[3.5 stars rounded up to 4]
An interesting love story played out between some well-rounded characters, who are deftly explored through subtle means, a combination of poetic sensibility and particularised narrative focus. Fitzgerald is one of those writers that manages to say a lot with little, and to push the reader into the gaps of his narration. On many occasions, what is NOT being said and what is NOT being done while what is actually being said and done is where the story sits. He reminded me a little of [a:Kazuo Ishiguro|4280|Kazuo Ishiguro|http://d.gr-assets.com/authors/1262833627p2/4280.jpg] in this way. He is a stylist of quite some substance.
I laugh when people complain that there aren’t enough likeable characters. Use every man after his desert, and who should 'scape whipping?
You don’t have to like them. But you can love them. You just have to realise they’re as unlikable as yourself, if an artist was going to honestly portray you, have access to all those things you’d never tell anyone. And this is a story about honesty, as much as anything else, being true to yourself
and being truthful.
As has been said elsewhere, Fitzgerald uses prefiguration to great effect in this story. Here’s an excellent example that helps us also decode an idea of ‘what’s it all about?’:
‘Suppose you meet somebody just as careless as yourself.’
‘I hope I never will, she answered. ‘I hate careless people. That’s why I like you.’
Everyone suspects himself of at least one of the cardinal virtues, and this is mine: I am one of the few honest people that I have ever known.
Right at the end, this exchange is reflected upon:
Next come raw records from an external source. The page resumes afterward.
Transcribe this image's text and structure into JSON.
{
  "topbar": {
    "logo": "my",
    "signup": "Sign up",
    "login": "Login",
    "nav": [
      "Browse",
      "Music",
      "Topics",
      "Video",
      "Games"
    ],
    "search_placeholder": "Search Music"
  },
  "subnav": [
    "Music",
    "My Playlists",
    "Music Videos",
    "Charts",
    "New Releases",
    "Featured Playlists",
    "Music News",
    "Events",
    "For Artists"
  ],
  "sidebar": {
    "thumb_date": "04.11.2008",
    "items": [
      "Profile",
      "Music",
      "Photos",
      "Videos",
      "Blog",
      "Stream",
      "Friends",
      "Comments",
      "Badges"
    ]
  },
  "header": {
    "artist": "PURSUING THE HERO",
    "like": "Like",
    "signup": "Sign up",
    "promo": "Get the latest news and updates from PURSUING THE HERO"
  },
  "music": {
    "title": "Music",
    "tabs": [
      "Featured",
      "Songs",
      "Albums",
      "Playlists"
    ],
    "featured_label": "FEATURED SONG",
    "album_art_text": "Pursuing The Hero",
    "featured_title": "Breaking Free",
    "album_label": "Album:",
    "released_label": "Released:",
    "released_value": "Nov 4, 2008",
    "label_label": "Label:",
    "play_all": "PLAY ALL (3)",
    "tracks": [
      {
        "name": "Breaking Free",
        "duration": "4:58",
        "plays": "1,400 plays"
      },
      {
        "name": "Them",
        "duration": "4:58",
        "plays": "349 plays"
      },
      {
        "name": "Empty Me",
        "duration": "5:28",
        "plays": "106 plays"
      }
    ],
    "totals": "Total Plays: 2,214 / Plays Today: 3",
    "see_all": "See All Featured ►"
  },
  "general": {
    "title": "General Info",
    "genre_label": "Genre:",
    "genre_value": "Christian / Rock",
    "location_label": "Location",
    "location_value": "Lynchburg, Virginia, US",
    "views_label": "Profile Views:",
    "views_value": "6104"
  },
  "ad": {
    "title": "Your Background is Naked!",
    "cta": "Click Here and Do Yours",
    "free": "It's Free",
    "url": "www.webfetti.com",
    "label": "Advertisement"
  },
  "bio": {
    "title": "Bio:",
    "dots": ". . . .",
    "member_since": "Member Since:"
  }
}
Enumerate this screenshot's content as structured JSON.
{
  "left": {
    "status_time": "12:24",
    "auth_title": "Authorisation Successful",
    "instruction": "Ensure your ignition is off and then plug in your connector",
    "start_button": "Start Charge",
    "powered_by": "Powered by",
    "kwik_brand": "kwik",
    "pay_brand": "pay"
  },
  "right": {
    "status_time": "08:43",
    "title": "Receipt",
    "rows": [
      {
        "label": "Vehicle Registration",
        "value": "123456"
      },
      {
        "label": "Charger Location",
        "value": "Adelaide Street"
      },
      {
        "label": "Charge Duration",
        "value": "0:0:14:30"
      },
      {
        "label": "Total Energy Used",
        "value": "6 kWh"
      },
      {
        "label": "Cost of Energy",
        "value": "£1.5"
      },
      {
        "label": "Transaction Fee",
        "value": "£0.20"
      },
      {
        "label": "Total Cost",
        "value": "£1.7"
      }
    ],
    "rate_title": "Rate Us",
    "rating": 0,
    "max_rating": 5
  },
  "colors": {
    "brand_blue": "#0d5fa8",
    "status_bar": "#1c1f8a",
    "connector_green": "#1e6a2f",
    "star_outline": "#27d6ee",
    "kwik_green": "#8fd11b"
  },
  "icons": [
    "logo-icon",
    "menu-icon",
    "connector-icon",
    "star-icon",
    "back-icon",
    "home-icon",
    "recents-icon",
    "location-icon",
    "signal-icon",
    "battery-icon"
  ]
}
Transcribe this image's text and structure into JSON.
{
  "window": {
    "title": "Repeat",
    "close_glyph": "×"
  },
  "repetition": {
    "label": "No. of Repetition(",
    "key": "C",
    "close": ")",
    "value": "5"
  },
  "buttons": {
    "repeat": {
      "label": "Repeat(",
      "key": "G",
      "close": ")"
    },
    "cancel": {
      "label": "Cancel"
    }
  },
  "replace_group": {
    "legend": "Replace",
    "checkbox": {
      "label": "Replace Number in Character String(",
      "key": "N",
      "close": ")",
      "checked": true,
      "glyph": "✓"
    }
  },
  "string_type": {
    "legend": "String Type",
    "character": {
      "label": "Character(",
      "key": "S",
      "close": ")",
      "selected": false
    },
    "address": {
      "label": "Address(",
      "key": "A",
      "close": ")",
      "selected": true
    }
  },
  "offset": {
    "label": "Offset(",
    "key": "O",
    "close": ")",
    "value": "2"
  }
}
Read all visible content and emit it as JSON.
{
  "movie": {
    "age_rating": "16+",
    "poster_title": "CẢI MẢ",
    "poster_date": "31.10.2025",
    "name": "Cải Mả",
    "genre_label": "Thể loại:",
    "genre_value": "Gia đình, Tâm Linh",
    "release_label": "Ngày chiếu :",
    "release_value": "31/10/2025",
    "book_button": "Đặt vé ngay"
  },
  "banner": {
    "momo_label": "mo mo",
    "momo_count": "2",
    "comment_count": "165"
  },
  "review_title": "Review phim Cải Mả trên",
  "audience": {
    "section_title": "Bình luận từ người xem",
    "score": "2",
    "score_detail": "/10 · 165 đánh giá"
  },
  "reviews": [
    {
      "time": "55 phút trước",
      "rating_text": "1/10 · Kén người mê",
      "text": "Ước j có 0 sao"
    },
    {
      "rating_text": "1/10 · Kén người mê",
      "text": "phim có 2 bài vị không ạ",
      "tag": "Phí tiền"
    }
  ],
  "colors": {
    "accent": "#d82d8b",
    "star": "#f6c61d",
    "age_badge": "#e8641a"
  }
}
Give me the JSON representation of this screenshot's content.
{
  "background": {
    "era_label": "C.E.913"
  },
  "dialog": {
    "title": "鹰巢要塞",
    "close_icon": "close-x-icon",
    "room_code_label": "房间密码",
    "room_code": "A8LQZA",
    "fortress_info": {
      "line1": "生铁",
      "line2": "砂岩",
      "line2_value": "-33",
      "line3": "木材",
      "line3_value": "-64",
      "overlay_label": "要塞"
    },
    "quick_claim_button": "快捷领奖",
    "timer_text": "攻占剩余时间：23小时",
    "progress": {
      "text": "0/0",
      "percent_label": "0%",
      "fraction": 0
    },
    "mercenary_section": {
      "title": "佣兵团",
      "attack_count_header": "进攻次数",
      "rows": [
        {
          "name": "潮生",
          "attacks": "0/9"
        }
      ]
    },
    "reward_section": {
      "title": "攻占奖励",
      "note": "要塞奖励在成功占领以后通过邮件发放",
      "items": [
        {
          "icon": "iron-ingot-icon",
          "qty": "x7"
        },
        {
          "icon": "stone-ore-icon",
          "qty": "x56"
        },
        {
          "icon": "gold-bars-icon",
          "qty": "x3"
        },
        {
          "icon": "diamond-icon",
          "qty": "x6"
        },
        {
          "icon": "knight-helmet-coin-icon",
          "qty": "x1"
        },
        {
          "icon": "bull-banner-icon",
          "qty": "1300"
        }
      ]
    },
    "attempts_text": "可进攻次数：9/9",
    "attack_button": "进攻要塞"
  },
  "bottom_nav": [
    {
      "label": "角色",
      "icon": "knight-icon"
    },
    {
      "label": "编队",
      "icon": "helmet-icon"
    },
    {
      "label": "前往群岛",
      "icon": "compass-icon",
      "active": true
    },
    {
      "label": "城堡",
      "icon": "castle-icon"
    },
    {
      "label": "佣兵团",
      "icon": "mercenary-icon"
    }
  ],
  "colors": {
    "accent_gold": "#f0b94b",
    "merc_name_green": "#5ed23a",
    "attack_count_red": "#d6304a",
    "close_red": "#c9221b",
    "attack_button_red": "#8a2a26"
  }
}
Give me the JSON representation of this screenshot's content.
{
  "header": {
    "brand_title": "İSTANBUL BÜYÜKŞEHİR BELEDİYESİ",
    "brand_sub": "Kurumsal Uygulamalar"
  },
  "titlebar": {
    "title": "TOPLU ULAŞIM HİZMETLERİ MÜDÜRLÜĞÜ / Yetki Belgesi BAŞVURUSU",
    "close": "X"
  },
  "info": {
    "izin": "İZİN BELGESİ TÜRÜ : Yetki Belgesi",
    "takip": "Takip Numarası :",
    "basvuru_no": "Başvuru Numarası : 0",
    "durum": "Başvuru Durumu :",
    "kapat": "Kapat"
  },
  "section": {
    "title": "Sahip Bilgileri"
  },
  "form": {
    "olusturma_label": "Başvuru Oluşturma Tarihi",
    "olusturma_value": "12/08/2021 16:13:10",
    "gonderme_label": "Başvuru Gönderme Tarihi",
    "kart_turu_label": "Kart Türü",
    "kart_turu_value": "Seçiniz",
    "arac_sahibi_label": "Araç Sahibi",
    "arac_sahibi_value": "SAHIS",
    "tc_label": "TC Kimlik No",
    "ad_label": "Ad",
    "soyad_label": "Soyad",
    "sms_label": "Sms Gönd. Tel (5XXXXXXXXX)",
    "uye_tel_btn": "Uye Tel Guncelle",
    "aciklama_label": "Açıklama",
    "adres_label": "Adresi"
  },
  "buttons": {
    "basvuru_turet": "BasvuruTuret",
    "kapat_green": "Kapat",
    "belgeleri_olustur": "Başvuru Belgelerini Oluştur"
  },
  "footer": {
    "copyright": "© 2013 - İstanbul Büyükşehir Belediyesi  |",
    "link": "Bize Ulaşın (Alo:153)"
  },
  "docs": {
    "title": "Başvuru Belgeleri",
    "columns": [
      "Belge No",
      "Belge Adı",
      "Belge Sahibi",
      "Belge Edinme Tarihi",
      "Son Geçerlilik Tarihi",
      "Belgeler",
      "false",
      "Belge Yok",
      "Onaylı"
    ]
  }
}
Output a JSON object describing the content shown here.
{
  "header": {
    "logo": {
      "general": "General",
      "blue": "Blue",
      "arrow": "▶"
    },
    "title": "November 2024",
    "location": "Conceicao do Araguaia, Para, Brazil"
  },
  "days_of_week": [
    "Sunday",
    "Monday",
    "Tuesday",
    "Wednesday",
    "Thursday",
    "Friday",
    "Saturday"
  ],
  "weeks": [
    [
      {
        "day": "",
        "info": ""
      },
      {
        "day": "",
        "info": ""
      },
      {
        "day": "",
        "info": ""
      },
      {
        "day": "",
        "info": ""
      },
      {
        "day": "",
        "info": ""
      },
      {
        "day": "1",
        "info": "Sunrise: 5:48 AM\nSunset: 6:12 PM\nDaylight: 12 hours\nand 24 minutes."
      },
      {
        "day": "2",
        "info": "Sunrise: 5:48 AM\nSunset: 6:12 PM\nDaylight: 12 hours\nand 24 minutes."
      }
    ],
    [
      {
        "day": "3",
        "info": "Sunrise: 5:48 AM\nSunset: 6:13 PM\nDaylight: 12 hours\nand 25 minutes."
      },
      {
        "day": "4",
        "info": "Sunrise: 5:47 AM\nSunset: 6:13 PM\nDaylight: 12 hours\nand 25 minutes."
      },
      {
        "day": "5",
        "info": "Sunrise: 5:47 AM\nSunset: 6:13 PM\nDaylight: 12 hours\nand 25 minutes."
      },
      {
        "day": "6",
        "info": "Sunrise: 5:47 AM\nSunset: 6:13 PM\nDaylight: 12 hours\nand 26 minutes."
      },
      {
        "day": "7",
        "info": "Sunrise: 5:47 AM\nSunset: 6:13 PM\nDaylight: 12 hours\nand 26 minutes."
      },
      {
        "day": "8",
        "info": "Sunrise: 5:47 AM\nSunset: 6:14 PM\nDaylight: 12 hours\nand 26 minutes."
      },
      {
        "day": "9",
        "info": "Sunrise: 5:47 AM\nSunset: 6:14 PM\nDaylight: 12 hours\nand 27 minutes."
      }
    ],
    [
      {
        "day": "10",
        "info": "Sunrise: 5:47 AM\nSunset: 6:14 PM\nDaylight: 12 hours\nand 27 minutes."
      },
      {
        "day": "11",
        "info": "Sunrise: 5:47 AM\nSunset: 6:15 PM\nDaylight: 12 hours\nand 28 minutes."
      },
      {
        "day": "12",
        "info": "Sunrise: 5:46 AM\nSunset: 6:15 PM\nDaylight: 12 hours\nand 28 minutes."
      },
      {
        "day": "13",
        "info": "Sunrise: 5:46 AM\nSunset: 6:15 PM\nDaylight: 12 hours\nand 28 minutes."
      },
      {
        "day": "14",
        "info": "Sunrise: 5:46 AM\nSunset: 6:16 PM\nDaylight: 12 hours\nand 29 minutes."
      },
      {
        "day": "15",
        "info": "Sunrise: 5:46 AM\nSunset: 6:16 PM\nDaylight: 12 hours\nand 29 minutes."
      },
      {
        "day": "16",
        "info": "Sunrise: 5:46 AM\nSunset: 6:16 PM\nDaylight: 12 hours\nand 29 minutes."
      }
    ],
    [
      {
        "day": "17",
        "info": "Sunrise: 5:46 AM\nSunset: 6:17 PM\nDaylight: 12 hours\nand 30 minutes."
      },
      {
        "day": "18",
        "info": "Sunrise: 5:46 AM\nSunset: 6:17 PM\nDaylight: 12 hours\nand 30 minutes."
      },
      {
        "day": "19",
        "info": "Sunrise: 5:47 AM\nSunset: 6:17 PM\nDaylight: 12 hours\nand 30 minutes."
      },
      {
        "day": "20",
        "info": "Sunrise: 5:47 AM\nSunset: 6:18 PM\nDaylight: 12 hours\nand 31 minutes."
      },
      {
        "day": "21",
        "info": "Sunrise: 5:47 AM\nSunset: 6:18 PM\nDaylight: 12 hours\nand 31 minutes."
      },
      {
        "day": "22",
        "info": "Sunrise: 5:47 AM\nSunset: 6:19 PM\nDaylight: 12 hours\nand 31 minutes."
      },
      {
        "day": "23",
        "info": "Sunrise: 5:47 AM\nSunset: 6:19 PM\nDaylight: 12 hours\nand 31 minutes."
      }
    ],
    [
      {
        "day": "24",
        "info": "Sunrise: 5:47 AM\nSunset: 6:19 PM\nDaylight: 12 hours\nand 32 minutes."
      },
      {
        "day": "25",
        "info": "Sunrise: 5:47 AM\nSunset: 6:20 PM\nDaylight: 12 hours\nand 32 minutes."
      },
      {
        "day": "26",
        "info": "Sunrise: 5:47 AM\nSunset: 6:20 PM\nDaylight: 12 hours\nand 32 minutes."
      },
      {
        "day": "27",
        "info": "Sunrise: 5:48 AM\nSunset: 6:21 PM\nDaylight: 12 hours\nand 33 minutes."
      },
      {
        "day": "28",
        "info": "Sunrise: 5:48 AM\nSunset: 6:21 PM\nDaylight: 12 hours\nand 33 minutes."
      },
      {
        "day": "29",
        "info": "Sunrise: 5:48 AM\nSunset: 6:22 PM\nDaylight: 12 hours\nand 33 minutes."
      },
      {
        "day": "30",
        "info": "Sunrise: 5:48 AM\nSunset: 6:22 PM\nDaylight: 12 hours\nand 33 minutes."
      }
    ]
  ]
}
‘You said a bad driver was only safe until she met another bad driver? Well, I met another bad driver, didn’t I? I mean it was careless of me to make such a wrong guess. I thought you were rather an honest, straightforward person. I thought it was your secret pride.’
‘I’m thirty,’ I said. ‘I’m five years too old to lie to myself and call it honour.’
Driving, that great American pastime, symbol of industry, symbol of freedom, speed, danger, requiring careful direction; and also, honesty, truth, pride and honour all mixed up together. We are dealing with people of privilege, those that have had to earn it, and those that haven’t, that are of the ‘entitlement’ class, a contemporary social term that can easily be applied to this milieu.
Is this a critique of the ‘American Dream’ or ‘Capitalism Gone Mad’? These things are very easy to critique, the ugly sides are easy to tap. And the story celebrates these things as much as critiques them. And people are having Gatsby parties when movie versions are released…
When tragedy strikes in this story, are these issues really at the heart of it? Fitzgerald is being more interesting. The people are not collapsing under the weight of these things, they are collapsing under the weight of their very personal relationships, and their own foibles. Fitzgerald is examining people and their relations. It is a love story…
…where love is a kind of pull between intoxication and sobriety. The love story of the love story is part of it too. Can a library really makes us sober, or is it just like dropping down another bottle of gin though our eyes, straight into the cerebellar cortex? The library is the thing telling us how to love, the do’s and don’t’s, the ‘what real love is…’ What does Daisy require to be loved? Where does that come from? There is highly charged intimate relationship going on between the reader and the writer. If you’re not careful, there could be a highly fatal accident…
In some ways, perhaps after reading Fitzgerald’s contemporary [a:Henry Miller|147|Henry Miller|http://d.gr-assets.com/authors/1328618089p2/147.jpg] so recently, I found his style almost too stylist, almost as if the novel is a Gatsby party, with Fitzgerald a kind of smart, dapper, well-to-do but unobtrusive and distant host.
I enjoyed the poetic movement of it, and its touch and simplicity, but somehow felt it didn’t quite live up to its promise, which is perhaps part of the disillusionment it’s playing with.
They were gone, without a word, snapped out, made accidental, isolated, like ghosts, even from our pity.